He was a leader in forging relationships with different faiths, not just here in Baltimore, but nationally and internationally.

The deep and meaningful relationship that Cardinal Keeler developed with Baltimore’s Jewish community earned him much respect and admiration.  He was a genuine friend of the Jewish community, and his work built a foundation for future leaders of the Archdiocese and future leaders of the Jewish community.

Cardinal Keeler will be missed.  May his memory be a blessing.

March 23, 2017


BJC Statement On Arrest In Connection to Bomb Threats

The Baltimore Jewish Council wishes to acknowledge the hard work and cooperation that culminated in today’s arrest of the suspected perpetrator of many of the bomb threats against Jewish institutions across the United States over the past three months.

We were pained to learn of the Jewish identity of the person arrested, but are gratified that he was apprehended. These threats were crimes of hate and such crimes must be condemned regardless of the perpetrator and regardless of the target.

We hope this arrest closes a disturbing chapter in our collective history.

The Council is particularly thankful for the efforts and support of our law enforcement, elected leadership and community partners throughout this difficult time. We look forward to communicating more fully once we have received and reviewed more information regarding the perpetrator and his motives.

March 23, 2017


Baltimore Jewish Council Condemns “Muslim Ban” Executive Order

The Baltimore Jewish Council condemns the President’s Executive Order to ban entry of refugees into the United States from a number of majority Muslim nations.

We agree that the United States must be concerned foremost with protecting its own citizens and borders, but believe that this can be achieved through strict enforcement of existing security procedures.

Many Jewish Americans know firsthand the difficulties their relatives endured in trying to escape religious and political persecution abroad and resettle their families to a place where they could live in safety. We know the tragic stories of those who were denied access to the United States due to immigration bans of Jewish refugees in the 1940s.

We believe the United States has a moral and historical obligation to create a welcoming environment for individuals and families looking to start a new life after suffering atrocities in their native countries.
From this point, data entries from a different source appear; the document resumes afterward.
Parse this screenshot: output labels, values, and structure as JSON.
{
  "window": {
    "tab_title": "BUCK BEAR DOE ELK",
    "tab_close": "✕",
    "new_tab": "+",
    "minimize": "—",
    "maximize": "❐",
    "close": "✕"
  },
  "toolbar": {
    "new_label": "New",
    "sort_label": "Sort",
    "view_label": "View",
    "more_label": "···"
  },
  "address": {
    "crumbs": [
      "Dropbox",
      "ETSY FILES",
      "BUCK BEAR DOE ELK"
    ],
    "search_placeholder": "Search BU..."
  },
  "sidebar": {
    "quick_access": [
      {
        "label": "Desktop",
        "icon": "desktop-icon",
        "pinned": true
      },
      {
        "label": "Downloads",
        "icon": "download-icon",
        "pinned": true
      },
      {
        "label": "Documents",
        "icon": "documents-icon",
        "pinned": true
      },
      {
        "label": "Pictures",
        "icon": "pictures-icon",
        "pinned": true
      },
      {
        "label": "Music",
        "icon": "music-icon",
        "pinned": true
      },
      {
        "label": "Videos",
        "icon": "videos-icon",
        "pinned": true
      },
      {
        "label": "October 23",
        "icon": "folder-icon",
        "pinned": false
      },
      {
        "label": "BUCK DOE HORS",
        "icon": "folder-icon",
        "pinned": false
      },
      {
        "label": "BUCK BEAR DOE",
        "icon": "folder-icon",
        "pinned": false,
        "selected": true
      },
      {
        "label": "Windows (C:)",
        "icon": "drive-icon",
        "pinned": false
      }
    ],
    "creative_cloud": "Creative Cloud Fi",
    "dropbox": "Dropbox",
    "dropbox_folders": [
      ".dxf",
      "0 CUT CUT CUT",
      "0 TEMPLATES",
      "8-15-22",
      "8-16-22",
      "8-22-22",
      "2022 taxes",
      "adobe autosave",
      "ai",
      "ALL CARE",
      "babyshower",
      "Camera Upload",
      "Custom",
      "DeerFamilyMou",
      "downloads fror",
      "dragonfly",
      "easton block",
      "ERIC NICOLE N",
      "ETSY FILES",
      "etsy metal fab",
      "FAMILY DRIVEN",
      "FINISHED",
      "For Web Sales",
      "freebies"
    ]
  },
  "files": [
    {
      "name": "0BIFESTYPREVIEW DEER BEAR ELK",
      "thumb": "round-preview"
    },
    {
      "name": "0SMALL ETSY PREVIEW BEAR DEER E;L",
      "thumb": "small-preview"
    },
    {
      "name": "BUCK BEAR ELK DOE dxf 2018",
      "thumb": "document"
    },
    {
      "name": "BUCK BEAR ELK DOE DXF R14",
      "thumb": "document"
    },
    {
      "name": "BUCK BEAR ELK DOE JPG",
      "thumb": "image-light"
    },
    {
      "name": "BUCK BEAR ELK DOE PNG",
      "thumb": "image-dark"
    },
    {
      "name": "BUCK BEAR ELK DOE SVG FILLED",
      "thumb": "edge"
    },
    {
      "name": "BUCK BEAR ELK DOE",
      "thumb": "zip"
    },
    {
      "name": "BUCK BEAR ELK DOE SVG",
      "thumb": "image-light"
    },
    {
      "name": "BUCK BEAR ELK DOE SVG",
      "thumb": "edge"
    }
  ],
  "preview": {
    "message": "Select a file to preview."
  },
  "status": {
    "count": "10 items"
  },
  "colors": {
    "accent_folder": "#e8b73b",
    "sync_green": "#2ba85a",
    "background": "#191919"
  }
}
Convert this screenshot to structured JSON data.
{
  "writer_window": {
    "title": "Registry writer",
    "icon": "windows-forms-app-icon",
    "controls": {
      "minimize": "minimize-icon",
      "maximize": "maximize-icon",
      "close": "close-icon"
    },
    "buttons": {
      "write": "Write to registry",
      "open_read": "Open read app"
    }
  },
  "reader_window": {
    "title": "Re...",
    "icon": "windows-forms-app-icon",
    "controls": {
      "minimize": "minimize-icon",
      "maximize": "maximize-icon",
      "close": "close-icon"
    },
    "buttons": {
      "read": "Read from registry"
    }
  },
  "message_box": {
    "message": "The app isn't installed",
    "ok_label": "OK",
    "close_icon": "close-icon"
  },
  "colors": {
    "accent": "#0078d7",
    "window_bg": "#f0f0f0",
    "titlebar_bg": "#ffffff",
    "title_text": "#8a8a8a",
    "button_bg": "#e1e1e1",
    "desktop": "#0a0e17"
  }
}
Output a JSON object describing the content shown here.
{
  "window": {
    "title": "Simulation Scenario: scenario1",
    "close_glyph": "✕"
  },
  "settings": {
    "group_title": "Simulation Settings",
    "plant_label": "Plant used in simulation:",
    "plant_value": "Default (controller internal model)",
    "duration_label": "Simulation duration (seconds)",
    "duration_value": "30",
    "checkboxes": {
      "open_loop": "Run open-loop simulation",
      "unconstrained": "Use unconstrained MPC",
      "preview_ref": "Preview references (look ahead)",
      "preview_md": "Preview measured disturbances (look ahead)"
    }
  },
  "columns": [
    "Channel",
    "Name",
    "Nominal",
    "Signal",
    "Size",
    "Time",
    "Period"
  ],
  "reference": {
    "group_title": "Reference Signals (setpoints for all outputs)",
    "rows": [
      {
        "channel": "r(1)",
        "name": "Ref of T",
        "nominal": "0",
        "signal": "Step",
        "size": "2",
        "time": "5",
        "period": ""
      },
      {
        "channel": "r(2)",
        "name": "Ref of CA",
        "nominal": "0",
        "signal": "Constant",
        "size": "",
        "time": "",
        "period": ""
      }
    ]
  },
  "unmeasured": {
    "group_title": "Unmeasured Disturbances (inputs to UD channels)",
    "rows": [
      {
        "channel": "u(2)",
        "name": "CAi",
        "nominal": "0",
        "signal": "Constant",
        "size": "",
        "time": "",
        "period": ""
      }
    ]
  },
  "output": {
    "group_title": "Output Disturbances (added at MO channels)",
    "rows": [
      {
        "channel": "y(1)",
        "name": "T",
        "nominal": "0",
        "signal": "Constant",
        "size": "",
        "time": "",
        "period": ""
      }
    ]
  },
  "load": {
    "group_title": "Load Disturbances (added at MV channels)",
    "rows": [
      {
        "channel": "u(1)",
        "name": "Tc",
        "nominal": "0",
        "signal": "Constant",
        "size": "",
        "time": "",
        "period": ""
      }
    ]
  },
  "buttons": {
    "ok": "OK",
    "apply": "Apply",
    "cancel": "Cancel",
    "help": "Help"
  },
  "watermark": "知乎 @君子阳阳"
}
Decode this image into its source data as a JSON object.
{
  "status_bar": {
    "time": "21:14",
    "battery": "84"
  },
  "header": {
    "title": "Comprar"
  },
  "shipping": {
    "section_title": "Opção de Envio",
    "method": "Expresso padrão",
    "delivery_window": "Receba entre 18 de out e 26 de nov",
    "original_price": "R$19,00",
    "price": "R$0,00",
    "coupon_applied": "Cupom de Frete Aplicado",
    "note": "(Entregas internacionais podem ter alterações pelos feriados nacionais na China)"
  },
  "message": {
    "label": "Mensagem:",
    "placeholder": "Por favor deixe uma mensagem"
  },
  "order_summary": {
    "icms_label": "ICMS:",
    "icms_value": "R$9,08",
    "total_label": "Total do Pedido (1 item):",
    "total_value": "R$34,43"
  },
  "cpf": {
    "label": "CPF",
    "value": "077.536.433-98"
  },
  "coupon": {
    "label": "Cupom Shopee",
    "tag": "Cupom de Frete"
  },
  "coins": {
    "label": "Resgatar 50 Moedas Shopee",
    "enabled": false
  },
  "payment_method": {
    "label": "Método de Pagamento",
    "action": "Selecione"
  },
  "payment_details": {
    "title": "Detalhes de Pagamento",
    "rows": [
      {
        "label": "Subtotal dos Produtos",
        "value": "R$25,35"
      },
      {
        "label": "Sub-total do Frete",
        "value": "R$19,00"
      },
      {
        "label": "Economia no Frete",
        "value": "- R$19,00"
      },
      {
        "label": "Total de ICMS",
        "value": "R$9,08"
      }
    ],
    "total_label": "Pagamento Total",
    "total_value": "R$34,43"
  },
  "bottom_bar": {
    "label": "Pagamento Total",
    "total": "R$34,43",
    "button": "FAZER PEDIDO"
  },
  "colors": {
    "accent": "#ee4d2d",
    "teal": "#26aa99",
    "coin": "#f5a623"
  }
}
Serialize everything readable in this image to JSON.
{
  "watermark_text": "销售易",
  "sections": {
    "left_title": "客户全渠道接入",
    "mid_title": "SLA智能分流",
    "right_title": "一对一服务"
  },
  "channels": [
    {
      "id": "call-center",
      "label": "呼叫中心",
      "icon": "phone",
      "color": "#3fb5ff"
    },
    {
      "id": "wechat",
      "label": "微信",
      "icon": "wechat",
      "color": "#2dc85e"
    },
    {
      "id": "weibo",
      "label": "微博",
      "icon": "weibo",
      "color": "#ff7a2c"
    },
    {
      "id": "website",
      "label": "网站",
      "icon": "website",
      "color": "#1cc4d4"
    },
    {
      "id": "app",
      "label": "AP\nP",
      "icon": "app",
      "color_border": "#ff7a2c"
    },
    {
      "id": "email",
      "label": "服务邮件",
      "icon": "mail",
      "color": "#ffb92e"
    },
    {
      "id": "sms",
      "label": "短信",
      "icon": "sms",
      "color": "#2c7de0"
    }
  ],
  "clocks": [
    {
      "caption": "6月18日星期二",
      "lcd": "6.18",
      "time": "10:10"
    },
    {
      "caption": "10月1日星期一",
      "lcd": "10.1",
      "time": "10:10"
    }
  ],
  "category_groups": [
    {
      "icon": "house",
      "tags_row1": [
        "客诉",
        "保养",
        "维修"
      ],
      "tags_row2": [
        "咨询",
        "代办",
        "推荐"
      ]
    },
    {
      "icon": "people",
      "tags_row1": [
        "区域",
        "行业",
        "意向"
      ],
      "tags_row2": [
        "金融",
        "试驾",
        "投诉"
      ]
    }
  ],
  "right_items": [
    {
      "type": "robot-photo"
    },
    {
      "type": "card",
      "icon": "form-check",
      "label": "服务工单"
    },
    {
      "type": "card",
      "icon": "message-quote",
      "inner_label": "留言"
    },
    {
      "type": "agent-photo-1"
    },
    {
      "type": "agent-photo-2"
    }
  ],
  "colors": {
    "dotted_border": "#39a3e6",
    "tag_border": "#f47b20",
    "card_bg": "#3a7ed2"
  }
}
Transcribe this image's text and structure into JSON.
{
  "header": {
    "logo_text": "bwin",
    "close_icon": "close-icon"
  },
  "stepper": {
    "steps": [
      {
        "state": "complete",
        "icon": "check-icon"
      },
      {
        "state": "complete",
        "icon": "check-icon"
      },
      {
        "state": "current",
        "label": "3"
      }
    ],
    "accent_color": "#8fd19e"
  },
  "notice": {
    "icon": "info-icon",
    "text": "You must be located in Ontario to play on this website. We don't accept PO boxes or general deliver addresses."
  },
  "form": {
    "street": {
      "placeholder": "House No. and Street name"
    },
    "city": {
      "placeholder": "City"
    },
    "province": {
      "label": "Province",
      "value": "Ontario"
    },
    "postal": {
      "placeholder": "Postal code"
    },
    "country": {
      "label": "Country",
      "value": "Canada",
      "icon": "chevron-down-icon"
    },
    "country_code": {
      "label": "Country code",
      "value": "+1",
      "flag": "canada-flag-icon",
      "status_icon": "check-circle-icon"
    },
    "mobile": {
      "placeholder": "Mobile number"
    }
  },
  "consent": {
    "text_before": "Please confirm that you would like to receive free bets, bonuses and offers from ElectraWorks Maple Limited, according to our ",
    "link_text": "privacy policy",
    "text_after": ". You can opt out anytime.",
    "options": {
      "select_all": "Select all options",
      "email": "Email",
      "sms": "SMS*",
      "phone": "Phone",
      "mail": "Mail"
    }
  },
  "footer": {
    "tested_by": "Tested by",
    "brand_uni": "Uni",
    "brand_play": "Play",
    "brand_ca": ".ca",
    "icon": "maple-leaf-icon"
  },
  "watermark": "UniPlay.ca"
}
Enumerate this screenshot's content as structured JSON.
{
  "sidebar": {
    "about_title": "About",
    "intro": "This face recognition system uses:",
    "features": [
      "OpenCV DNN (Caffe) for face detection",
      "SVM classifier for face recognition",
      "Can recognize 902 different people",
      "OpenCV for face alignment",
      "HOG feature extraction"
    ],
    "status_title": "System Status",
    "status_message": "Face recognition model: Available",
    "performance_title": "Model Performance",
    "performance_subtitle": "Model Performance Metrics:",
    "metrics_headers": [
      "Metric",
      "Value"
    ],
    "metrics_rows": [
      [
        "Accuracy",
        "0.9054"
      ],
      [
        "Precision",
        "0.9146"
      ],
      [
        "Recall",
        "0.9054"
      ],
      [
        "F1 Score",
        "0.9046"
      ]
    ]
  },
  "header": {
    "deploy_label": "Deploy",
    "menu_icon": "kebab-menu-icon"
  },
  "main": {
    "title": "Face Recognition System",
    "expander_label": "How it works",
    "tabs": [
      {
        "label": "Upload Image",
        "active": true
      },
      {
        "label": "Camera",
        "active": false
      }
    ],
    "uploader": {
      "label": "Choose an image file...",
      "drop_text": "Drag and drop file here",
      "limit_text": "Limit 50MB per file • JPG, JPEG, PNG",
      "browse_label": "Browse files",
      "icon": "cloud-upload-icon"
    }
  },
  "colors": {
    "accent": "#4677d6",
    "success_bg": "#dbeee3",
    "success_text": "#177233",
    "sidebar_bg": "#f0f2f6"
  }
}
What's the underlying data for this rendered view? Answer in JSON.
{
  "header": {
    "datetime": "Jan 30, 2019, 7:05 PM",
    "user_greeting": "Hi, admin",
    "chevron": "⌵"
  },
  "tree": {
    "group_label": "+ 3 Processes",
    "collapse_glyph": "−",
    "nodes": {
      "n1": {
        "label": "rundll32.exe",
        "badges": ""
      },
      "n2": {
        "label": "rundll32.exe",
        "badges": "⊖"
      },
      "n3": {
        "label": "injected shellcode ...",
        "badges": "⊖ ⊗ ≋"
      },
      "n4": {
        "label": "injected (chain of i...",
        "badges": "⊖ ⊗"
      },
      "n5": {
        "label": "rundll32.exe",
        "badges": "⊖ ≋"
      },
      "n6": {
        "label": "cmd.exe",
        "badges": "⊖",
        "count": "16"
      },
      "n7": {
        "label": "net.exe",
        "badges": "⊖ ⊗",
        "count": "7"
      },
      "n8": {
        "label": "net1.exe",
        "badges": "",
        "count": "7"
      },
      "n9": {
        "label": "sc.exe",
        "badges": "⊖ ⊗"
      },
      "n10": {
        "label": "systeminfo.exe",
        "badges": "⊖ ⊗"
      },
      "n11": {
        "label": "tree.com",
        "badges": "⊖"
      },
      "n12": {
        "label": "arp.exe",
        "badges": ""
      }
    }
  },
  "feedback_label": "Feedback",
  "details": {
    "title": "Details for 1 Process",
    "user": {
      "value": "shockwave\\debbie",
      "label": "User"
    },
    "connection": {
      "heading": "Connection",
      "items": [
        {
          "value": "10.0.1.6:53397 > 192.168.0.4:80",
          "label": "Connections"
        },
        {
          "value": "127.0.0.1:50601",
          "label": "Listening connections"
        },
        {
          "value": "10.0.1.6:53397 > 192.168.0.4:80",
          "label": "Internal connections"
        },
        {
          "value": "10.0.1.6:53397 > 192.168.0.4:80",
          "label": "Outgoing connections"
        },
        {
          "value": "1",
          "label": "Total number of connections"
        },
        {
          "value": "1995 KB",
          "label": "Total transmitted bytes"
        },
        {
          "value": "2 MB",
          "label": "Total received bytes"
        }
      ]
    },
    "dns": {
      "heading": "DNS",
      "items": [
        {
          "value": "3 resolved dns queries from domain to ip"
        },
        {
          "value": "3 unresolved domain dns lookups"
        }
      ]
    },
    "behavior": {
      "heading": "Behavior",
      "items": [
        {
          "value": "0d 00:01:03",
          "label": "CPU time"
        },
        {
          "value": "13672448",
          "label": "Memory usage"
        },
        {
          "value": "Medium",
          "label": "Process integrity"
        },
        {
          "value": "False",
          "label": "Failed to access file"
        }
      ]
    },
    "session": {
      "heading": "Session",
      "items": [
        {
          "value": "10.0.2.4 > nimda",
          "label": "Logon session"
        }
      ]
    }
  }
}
Laws that implicitly target specific religious groups should be avoided to the greatest extent possible, and we stand with our friends and neighbors in the Muslim community who are concerned about the effect this ban will have on refugees suffering violence abroad.

January 28, 2017


Baltimore Jewish Council Condemns U.S. Abstention on United Nations Security Council Resolution Against Israel

The Baltimore Jewish Council is profoundly disappointed by the decision of the United States to break with established American foreign policy regarding Israel and not block Friday’s one-sided United Nations Security Council resolution.

The Israeli-Palestinian conflict is far more complicated than is implied by this resolution, and it will ultimately be resolved only through direct negotiations.

UN resolutions like the one approved last week — attacking the only democracy of the Middle East and choosing to focus on isolated issues — harm, rather than help, efforts to restart peaceful negotiations, by making it far less likely that the parties will come to the negotiating table.

The BJC believes that the United States’ strong support for its most steadfast democratic ally in the Middle East is both principled and strategic. Unfortunately, the abstention from last week’s UN resolution was neither.

December 26, 2016